-- What you will do --
For each line of the listing that contains "discount", make a copy and return it.

-- Material provided --
----
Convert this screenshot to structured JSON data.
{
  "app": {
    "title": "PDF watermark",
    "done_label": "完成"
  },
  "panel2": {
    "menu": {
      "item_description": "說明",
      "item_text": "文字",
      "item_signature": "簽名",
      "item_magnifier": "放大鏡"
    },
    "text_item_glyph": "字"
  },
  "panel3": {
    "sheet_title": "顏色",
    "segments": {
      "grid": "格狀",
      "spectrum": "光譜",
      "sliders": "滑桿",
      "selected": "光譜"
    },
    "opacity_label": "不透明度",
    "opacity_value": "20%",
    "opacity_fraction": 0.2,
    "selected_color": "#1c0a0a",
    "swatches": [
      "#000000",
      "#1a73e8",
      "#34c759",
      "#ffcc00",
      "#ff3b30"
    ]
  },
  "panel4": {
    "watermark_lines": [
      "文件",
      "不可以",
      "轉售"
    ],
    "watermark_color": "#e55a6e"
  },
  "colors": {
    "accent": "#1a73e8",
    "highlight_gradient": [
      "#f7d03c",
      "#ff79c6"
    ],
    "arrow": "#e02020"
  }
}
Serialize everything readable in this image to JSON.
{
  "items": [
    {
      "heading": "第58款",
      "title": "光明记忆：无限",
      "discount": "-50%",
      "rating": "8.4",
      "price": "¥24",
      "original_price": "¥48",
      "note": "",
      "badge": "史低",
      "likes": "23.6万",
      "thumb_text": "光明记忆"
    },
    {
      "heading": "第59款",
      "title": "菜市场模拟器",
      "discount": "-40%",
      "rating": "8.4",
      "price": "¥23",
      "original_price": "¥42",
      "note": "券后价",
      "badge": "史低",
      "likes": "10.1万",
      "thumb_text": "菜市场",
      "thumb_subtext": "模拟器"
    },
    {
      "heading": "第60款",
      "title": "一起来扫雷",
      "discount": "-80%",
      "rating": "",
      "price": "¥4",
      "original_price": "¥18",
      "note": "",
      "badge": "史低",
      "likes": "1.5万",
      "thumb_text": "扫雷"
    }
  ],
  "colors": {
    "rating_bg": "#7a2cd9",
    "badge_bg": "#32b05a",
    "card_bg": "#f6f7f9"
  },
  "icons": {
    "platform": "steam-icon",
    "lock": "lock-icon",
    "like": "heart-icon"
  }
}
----
-- Completed task --
      "discount": "-50%",
      "discount": "-40%",
      "discount": "-80%",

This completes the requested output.